Over the years, the practice of making myself uncomfortable and putting myself in unfamiliar situations has proven to be invaluable both personally and professionally.
So much of what I do is help people through the disorienting process of change. It's a practice that continues to inform my efforts as I walk through implementations with my colleagues and clients.
-------------------------April 8, 2008
The Captain and I have a long-running tradition of getting together for dinner before bowling. This tradition has lasted as long as I've lived in the area - through 3 sports, 4 years and more than a couple relationships.
We serve as each other's companion in weird dining. One of us wants to try brains, fugu, crickets, haggis, whatever...we'll call each other first before talking to our respective love interests (much to their relief, I know).
The great thing about living near Washington DC is the diversity of dining choices. If you want to find an esoteric dish - chances are, some local restaurant makes it (though you may have to charm your way into the meal).
Last week, our meanderings sent us looking for a restaurant in the Little Korea section of Annandale. I forget how disorienting it is to not even recognize the letters on the signage in your own backyard. Since neither of us know Korean, we looked for something that resembled a restaurant with a lot of cars in front.
We walked into a Korean noodle parlor. The only way we figured this out was from the waitress repeating "Noodle" as we helplessly pointed at the miscellaneous symbols on the place mat. Finally - we figured to just trust. We wound up with two large bowls of thick noodles. One a black bean-based beef dish. The other, a kimchi-hot seafood stew.
One of the best meals we've had this season.

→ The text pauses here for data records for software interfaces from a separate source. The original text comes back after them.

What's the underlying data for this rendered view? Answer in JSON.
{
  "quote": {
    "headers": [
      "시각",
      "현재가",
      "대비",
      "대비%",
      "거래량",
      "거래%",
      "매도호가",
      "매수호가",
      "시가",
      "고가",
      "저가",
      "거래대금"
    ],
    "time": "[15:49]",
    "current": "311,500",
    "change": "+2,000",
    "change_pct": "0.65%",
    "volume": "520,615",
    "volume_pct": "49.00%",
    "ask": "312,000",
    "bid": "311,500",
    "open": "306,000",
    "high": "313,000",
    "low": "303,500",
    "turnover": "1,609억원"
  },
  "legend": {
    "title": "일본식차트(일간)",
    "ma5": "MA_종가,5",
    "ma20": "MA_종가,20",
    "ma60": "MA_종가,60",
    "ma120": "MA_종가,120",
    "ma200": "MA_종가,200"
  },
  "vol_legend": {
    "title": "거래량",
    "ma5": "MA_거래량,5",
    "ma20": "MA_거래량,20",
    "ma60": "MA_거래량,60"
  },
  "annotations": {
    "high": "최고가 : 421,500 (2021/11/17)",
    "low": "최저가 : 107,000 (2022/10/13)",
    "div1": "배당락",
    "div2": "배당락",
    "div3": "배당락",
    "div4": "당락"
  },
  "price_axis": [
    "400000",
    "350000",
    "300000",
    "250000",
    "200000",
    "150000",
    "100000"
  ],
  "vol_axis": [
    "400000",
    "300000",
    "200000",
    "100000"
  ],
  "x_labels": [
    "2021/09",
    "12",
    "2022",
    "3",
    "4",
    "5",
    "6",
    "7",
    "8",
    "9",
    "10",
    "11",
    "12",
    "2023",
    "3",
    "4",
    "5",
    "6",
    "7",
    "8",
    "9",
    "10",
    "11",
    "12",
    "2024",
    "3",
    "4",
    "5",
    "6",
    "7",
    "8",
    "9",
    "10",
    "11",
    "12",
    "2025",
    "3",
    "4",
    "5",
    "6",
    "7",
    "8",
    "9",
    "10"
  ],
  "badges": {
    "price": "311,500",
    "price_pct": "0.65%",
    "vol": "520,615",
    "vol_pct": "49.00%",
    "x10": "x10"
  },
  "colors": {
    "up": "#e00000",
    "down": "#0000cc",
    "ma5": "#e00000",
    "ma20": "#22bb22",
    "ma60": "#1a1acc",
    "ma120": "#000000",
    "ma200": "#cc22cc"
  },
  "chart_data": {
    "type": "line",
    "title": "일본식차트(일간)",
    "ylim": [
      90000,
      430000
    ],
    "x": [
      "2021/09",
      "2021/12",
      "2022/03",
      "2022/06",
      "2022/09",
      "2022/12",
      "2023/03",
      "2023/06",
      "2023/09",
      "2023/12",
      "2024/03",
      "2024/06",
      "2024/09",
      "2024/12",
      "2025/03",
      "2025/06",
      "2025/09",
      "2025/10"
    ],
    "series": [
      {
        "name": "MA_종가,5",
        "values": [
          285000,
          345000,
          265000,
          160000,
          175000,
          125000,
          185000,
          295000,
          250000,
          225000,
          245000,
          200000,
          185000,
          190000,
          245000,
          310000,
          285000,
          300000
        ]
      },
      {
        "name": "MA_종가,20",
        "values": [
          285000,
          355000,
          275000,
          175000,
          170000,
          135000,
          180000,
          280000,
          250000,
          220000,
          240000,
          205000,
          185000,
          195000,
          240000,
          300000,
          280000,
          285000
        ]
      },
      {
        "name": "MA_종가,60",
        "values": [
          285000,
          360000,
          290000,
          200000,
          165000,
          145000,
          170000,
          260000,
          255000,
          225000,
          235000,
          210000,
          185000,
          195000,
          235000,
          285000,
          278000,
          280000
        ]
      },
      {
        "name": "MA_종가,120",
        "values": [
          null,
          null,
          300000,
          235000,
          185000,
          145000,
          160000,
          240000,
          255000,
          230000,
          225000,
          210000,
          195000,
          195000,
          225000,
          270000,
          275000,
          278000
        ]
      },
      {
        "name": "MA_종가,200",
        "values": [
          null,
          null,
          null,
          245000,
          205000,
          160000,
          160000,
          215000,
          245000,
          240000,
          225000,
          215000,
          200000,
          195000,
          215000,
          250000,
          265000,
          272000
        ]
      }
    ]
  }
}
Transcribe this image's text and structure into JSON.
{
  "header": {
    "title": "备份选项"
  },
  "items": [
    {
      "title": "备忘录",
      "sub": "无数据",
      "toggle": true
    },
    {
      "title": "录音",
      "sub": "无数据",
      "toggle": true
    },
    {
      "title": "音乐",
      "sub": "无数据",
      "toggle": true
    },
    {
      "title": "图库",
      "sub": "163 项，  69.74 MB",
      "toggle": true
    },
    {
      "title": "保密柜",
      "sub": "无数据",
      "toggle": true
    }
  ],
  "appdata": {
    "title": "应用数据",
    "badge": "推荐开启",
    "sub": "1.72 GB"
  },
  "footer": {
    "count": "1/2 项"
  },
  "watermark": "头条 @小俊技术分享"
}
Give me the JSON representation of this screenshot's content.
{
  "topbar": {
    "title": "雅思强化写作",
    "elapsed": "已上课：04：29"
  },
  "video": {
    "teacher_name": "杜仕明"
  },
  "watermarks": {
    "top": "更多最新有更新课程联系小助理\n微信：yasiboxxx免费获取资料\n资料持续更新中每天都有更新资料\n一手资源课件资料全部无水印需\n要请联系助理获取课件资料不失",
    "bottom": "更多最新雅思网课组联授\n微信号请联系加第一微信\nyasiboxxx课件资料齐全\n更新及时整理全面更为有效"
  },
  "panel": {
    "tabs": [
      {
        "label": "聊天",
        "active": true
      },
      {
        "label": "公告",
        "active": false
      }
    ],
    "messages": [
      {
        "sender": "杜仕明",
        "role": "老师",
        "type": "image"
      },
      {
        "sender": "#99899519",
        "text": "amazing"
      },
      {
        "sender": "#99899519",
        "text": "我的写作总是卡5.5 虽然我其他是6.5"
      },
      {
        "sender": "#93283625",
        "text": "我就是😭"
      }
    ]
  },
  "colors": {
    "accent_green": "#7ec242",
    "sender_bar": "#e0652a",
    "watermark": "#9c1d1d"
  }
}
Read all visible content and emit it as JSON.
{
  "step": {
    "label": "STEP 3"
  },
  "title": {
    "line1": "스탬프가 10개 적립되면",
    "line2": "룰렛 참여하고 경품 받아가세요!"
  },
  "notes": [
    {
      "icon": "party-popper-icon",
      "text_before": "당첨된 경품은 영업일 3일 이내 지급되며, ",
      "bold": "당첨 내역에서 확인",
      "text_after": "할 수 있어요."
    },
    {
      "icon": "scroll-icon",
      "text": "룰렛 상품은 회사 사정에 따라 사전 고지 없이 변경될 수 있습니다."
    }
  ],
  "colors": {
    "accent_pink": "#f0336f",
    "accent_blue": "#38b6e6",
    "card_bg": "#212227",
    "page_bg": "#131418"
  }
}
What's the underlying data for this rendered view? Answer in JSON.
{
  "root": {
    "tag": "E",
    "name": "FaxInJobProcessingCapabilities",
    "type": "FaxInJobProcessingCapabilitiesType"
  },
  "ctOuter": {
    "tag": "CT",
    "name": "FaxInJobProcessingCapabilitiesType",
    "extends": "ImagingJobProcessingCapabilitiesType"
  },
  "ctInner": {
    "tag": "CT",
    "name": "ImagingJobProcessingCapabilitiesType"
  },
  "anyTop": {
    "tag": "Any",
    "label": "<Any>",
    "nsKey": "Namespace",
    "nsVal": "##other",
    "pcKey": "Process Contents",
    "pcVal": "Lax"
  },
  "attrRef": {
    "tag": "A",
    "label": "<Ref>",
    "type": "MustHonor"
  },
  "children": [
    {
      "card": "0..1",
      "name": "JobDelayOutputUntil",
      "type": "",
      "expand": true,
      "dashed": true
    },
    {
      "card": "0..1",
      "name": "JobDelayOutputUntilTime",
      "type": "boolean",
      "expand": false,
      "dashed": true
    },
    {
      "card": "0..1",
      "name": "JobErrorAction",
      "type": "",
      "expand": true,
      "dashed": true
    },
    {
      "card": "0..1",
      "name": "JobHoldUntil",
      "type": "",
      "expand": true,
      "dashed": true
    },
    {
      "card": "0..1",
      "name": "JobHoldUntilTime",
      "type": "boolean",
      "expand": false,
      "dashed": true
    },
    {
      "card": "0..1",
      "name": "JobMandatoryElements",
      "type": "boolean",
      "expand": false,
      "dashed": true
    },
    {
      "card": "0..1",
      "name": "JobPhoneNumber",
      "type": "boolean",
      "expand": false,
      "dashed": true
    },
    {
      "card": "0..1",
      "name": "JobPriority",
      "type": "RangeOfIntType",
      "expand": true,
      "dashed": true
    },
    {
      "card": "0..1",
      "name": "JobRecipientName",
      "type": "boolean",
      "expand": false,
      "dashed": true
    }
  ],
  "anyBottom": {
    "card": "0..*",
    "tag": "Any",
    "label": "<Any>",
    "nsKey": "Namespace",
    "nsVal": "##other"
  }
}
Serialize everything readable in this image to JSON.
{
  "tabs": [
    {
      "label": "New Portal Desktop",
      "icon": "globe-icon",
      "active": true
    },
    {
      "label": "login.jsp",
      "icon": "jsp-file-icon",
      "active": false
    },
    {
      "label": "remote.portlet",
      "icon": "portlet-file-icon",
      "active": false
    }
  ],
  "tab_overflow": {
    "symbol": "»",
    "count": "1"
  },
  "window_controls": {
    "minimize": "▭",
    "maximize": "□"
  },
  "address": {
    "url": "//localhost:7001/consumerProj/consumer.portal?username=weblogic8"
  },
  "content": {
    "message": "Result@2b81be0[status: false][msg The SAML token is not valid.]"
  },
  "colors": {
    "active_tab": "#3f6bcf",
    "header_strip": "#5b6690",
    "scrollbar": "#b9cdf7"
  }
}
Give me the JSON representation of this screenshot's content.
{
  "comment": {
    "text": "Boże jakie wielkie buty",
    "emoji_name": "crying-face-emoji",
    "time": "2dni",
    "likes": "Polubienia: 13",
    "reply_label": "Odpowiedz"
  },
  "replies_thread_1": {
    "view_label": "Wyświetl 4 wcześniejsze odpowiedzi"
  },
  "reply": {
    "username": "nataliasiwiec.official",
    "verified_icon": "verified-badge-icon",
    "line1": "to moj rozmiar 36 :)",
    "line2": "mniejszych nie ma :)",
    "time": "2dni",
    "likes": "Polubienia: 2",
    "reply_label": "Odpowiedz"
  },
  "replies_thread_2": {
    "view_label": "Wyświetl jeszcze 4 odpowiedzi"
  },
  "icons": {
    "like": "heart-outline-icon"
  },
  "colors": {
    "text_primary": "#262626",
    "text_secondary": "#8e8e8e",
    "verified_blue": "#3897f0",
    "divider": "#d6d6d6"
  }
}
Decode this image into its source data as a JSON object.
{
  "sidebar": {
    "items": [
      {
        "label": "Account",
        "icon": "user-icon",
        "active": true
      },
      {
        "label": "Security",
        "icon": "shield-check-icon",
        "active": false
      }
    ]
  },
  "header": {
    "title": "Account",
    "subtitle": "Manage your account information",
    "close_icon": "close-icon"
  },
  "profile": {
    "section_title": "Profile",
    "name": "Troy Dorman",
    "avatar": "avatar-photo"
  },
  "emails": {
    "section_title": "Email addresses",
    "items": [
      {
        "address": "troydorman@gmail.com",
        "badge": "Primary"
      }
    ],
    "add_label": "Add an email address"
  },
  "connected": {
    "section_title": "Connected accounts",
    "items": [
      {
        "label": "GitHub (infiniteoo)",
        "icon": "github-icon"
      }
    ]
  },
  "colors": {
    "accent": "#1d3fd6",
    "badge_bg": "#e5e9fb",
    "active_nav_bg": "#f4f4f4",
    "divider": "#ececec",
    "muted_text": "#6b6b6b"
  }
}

Occasionally, it's good to put yourself in a situation where you are forced to trust. Often, this is done through travel. But sometimes, you can experience it in your own backyard. It doesn't have to be in foreign languages, just the simple act of going someplace out of your norm.
If I allowed myself to be that disoriented more often, I would be a better educator. I'd be better at recognizing and respecting the shock and awe that comes with encountering something very different and unfamiliar.